Lottery is a game in which a ticket purchaser has the chance to win a prize, usually cash or goods, by matching a set of numbers drawn at random. Modern lotteries are conducted in many countries, including the United States, Canada, and the United Kingdom, and they are a major source of revenue for state governments. They are popular with many people, and they raise billions of dollars annually.

While some people play the lottery for fun, others believe that winning the jackpot is their only chance of a better life. However, the odds of winning are very low and it’s important to understand how the lottery works before you decide to buy a ticket.

The concept of a lottery is quite ancient, dating back to the earliest civilizations. Ancient China and the Roman Empire used to hold frequent lotteries, with the emperor granting prizes to anyone who won the drawing. Today, lottery games are legalized in most states and operate as an alternative to traditional forms of gambling, such as casino gaming or sports betting.
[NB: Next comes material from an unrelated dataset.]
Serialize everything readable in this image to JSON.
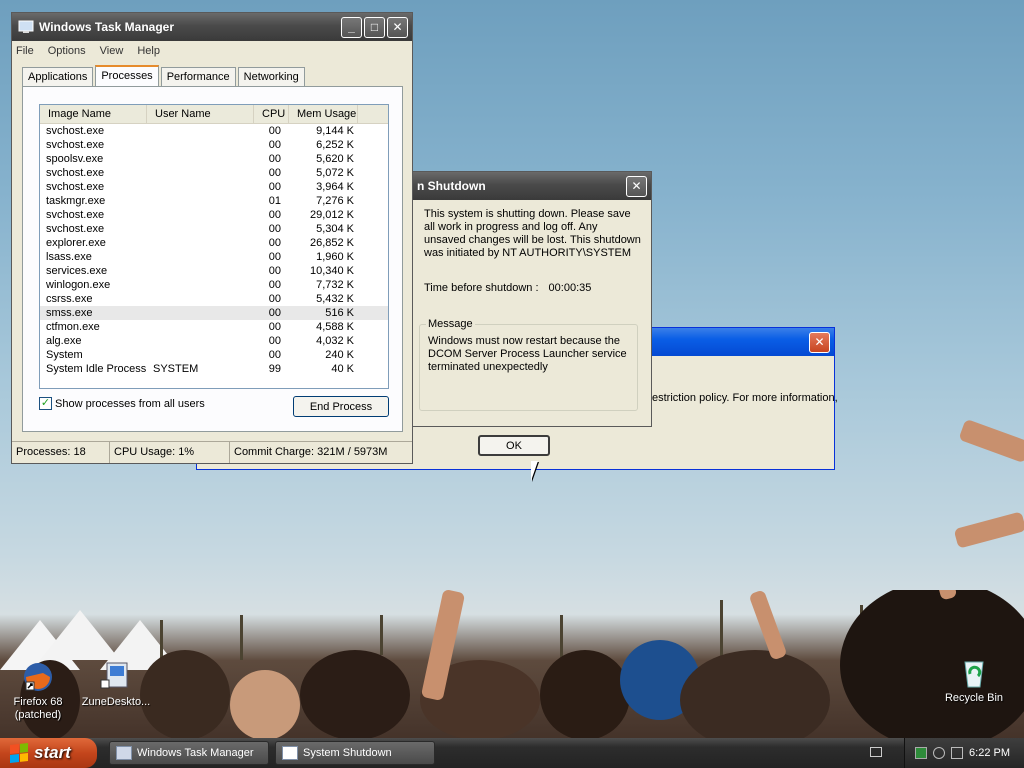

In addition to allowing players to choose their own numbers, lotteries also allow for a variety of other prize categories. These prize categories can include everything from cars and houses to college educations and specialized medical care. There are several different types of lotteries, including public, private, and instant. Each type has its own unique rules and regulations, but they all share the same basic principle: selecting a group of numbers and then awarding prizes based on that selection.
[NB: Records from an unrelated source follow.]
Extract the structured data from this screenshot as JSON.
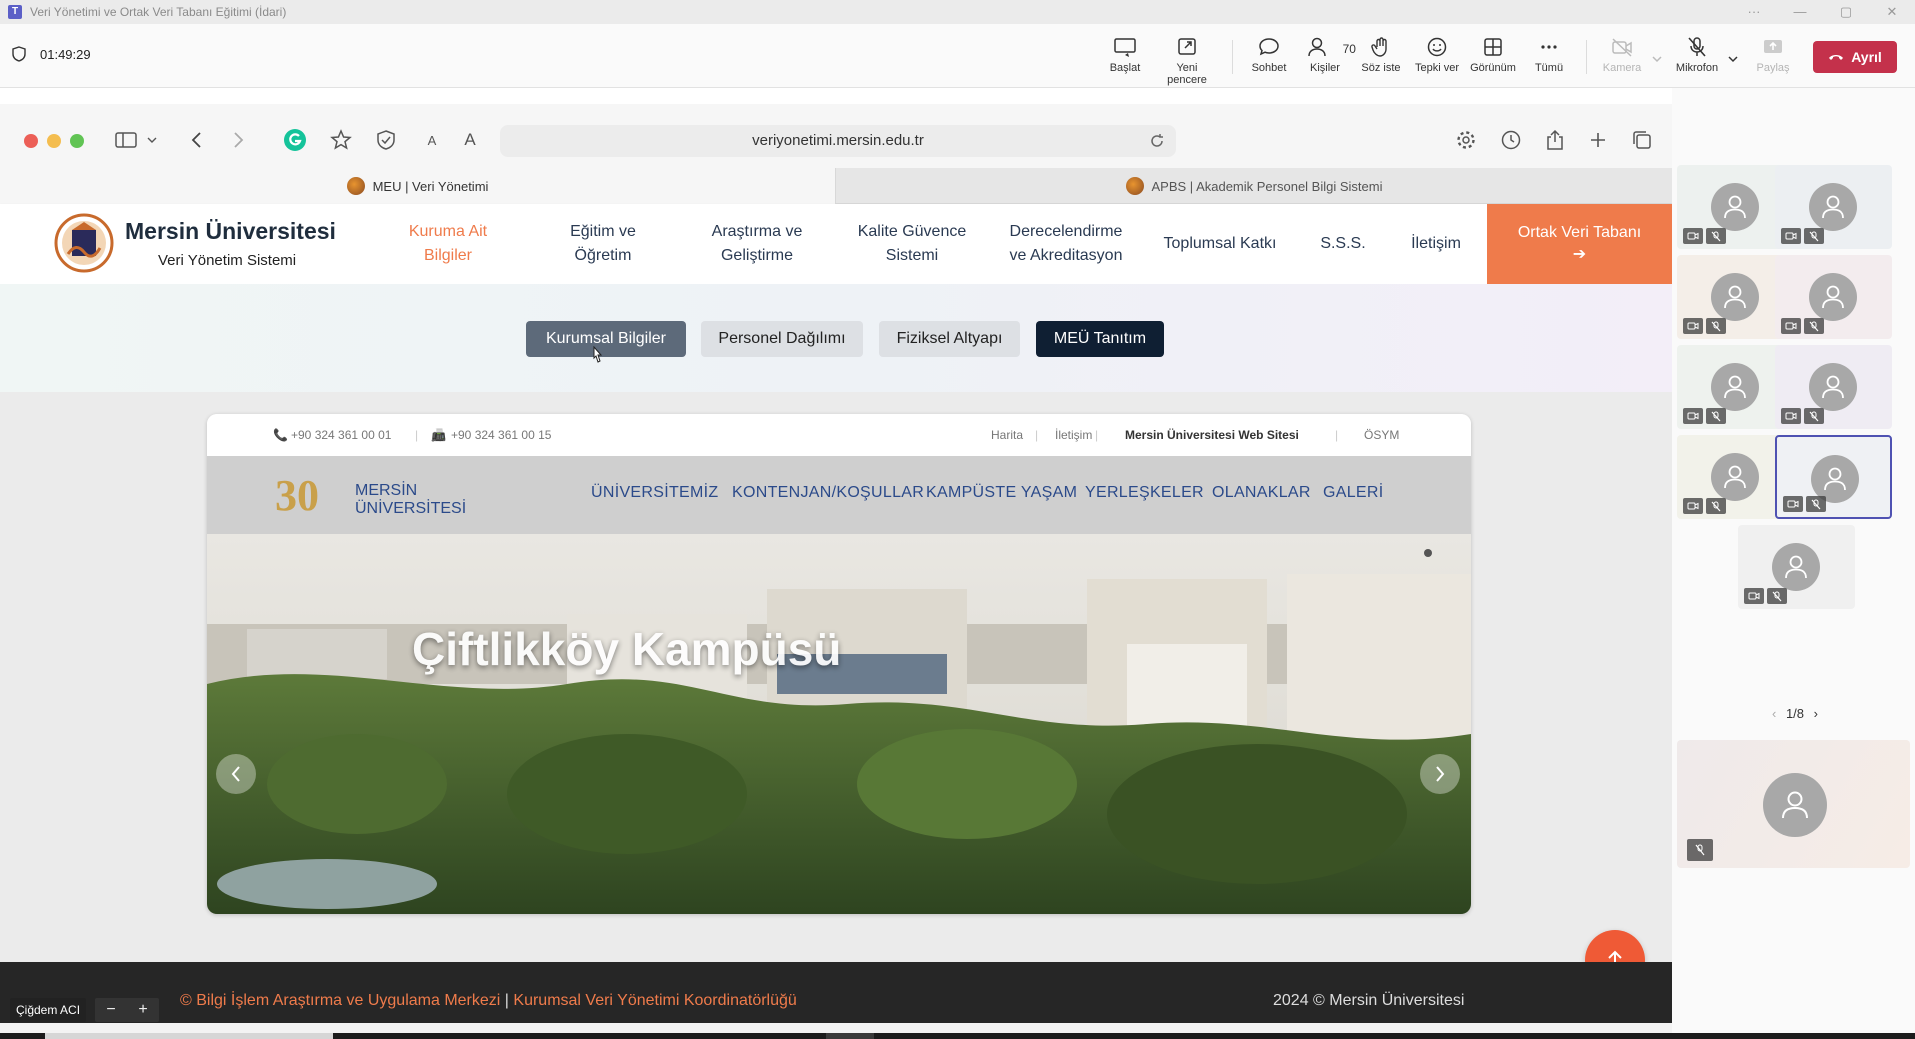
{
  "window": {
    "title": "Veri Yönetimi ve Ortak Veri Tabanı Eğitimi (İdari)"
  },
  "toolbar": {
    "timer": "01:49:29",
    "start": "Başlat",
    "new_window": "Yeni pencere",
    "chat": "Sohbet",
    "people": "Kişiler",
    "people_count": "70",
    "raise_hand": "Söz iste",
    "react": "Tepki ver",
    "view": "Görünüm",
    "more": "Tümü",
    "camera": "Kamera",
    "mic": "Mikrofon",
    "share": "Paylaş",
    "leave": "Ayrıl"
  },
  "browser": {
    "url": "veriyonetimi.mersin.edu.tr",
    "tabs": [
      {
        "label": "MEU | Veri Yönetimi"
      },
      {
        "label": "APBS | Akademik Personel Bilgi Sistemi"
      }
    ],
    "font_small": "A",
    "font_large": "A"
  },
  "site": {
    "name": "Mersin Üniversitesi",
    "subtitle": "Veri Yönetim Sistemi",
    "menu": [
      {
        "line1": "Kuruma Ait",
        "line2": "Bilgiler"
      },
      {
        "line1": "Eğitim ve",
        "line2": "Öğretim"
      },
      {
        "line1": "Araştırma ve",
        "line2": "Geliştirme"
      },
      {
        "line1": "Kalite Güvence",
        "line2": "Sistemi"
      },
      {
        "line1": "Derecelendirme",
        "line2": "ve Akreditasyon"
      },
      {
        "line1": "Toplumsal Katkı",
        "line2": ""
      },
      {
        "line1": "S.S.S.",
        "line2": ""
      },
      {
        "line1": "İletişim",
        "line2": ""
      }
    ],
    "cta": "Ortak Veri Tabanı",
    "cta_arrow": "➔",
    "sub_buttons": [
      "Kurumsal Bilgiler",
      "Personel Dağılımı",
      "Fiziksel Altyapı",
      "MEÜ Tanıtım"
    ]
  },
  "embed": {
    "phone1": "+90 324 361 00 01",
    "phone2": "+90 324 361 00 15",
    "links": [
      "Harita",
      "İletişim",
      "Mersin Üniversitesi Web Sitesi",
      "ÖSYM"
    ],
    "logo_text": "MERSİN ÜNİVERSİTESİ",
    "logo_number": "30",
    "nav": [
      "ÜNİVERSİTEMİZ",
      "KONTENJAN/KOŞULLAR",
      "KAMPÜSTE YAŞAM",
      "YERLEŞKELER",
      "OLANAKLAR",
      "GALERİ"
    ],
    "hero_title": "Çiftlikköy Kampüsü"
  },
  "footer": {
    "left": "© Bilgi İşlem Araştırma ve Uygulama Merkezi",
    "separator": "|",
    "left2": "Kurumsal Veri Yönetimi Koordinatörlüğü",
    "right": "2024 © Mersin Üniversitesi"
  },
  "presenter": {
    "name": "Çiğdem ACI",
    "zoom_minus": "−",
    "zoom_plus": "+"
  },
  "panel": {
    "pager": "1/8",
    "tile_count": 9
  },
  "colors": {
    "accent": "#ef7b4b",
    "leave": "#c4314b",
    "teams": "#5b5fc7"
  }
}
A large part of the appeal of a lottery is that it offers a way for people to have a good shot at becoming rich, even when they’re not particularly skilled or talented. And in a time of growing inequality and limited social mobility, this kind of promise of riches may offer some people a slim glimmer of hope.

Another factor that attracts players to the lottery is its apparent non-discriminatory nature. It doesn’t matter if you’re white, black, Mexican, Chinese, fat or skinny, Republican or Democrat. As long as you have the right numbers, you’re a winner. This is the one thing that distinguishes it from other gambling types, which require payment for a chance to receive a prize.

Lottery prizes are typically a combination of cash and goods, but the exact amount will vary depending on the lottery’s rules. Some states will only award a certain percentage of the total prize pool to its winners, while others will give out a larger chunk of the money. The remainder of the prize money will be split amongst the other participants in the lottery.

The lottery has been around for a long time, and in colonial America it was a very common form of raising funds for a variety of public ventures, from schools to canals. Its popularity with the working class is perhaps partly due to the fact that it was a relatively painless way of funding government services.